The best solution that I can think of, then, that takes care of all this and more, is to come up with an innovative, effective and efficient nonprofit economy. Here are a few examples of what I mean: What’s the underlying cause of the skyrocketing prices of fuel, groceries, college tuition, and medical care including the cost of private health insurance? All of the above industries needed more operating capital to keep going due to rising prices for goods and services that they purchase. But even more basic than that – the least common denominator – is the current corporate business model, where the shareholders needs come first instead of the customers and employees of the firm. More profits must be generated for this cadre of people whose demands for ‘more’ are only exceeded by their self-importance. What if this weren’t true? What if the hundreds of billions in profits that each one of these enormous multinational corporations racks up each year were returned to the employees so they, and not the shareholders who don’t do a damn thing anyway, can share in the profits? If you multiply 500, the number of Fortune Magazine’s biggest corporations, by all those hundreds of billions in profits they each made, that comes to a sum of money so huge that my calculator won’t display the answer – it doesn’t have enough memory.

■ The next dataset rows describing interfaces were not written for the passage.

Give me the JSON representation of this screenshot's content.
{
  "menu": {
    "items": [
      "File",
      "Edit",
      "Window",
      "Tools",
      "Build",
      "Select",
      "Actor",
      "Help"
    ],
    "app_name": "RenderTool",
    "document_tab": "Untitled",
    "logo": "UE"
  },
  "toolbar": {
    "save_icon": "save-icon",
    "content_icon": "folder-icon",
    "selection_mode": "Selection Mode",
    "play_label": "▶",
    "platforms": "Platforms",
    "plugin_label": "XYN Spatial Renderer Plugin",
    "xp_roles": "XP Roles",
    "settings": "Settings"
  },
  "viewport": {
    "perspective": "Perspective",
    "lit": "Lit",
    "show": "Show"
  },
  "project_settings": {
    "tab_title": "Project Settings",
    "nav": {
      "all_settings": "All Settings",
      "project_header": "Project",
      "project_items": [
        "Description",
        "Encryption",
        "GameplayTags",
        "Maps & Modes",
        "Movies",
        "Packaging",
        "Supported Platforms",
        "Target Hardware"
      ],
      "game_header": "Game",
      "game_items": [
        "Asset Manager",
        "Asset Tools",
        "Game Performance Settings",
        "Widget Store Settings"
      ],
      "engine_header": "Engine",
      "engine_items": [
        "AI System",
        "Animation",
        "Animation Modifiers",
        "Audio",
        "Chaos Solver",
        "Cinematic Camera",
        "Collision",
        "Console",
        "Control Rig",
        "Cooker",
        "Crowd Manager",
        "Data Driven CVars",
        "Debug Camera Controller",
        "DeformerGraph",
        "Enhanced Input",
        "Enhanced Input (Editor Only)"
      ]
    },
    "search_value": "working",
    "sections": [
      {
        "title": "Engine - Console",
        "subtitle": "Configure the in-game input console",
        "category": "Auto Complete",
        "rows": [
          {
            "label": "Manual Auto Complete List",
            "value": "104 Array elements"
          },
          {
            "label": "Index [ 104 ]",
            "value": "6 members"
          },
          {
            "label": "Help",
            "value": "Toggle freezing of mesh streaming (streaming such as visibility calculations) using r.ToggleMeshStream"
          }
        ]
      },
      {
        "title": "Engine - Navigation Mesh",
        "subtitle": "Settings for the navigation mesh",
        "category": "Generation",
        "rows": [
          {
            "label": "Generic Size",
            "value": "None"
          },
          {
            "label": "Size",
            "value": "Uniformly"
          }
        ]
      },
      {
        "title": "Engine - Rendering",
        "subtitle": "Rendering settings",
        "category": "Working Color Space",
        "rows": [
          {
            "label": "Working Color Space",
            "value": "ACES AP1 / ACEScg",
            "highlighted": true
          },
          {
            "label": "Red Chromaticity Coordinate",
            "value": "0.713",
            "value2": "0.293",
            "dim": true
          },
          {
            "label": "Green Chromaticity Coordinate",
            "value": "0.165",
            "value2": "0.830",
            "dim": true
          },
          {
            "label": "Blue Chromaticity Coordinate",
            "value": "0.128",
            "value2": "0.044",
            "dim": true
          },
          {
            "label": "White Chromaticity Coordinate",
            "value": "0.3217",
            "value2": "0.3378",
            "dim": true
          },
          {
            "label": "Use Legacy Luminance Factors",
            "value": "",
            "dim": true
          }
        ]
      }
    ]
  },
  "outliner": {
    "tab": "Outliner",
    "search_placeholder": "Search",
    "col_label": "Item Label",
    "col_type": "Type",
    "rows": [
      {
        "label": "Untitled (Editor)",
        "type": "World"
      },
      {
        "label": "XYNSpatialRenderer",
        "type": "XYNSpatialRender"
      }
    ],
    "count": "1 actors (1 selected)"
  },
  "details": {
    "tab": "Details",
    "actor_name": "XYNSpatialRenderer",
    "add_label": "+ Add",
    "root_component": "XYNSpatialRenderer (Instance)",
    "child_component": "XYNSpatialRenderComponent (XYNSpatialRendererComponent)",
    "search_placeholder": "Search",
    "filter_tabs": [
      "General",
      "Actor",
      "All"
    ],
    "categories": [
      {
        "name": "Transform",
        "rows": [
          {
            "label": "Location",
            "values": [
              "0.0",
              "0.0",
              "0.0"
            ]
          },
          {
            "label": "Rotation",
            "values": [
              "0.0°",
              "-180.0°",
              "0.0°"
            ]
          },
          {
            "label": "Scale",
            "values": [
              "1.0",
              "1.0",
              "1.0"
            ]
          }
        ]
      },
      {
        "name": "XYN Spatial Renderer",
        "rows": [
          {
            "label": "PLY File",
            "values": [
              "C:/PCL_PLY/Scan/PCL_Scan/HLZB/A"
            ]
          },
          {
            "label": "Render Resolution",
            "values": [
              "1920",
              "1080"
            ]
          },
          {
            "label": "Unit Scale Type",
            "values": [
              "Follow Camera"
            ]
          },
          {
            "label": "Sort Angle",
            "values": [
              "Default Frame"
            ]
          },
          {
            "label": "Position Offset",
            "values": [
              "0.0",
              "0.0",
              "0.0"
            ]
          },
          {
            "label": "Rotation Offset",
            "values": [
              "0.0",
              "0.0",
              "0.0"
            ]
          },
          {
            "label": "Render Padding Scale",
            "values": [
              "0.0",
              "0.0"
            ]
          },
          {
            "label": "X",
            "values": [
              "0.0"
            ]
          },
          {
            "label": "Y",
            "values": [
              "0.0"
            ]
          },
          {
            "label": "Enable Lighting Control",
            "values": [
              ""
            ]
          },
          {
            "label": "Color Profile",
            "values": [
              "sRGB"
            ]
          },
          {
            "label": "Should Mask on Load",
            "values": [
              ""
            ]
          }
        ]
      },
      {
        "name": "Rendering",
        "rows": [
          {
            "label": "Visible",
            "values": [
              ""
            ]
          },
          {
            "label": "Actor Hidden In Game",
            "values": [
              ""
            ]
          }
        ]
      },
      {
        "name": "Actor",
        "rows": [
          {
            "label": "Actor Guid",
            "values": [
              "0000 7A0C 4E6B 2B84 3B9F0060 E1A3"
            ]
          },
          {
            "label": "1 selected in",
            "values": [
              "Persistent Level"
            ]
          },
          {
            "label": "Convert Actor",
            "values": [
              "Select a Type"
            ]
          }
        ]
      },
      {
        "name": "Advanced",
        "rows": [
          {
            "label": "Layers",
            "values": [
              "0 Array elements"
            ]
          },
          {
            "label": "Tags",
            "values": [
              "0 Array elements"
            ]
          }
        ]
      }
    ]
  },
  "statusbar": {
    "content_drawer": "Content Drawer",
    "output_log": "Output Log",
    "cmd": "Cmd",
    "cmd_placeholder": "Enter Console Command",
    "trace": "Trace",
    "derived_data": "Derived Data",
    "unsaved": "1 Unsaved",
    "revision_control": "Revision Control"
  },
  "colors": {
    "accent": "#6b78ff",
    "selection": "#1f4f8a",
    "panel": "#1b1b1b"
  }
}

If the US wants to clean up its act, a nonprofit economy would be a very good place to start. Let’s spend this week thinking of all the things we could do for each other and the whole world with the money that, as I write this, is still being hoarded by the few. Let’s invent fair and equitable ways we can peacefully distribute it to the many.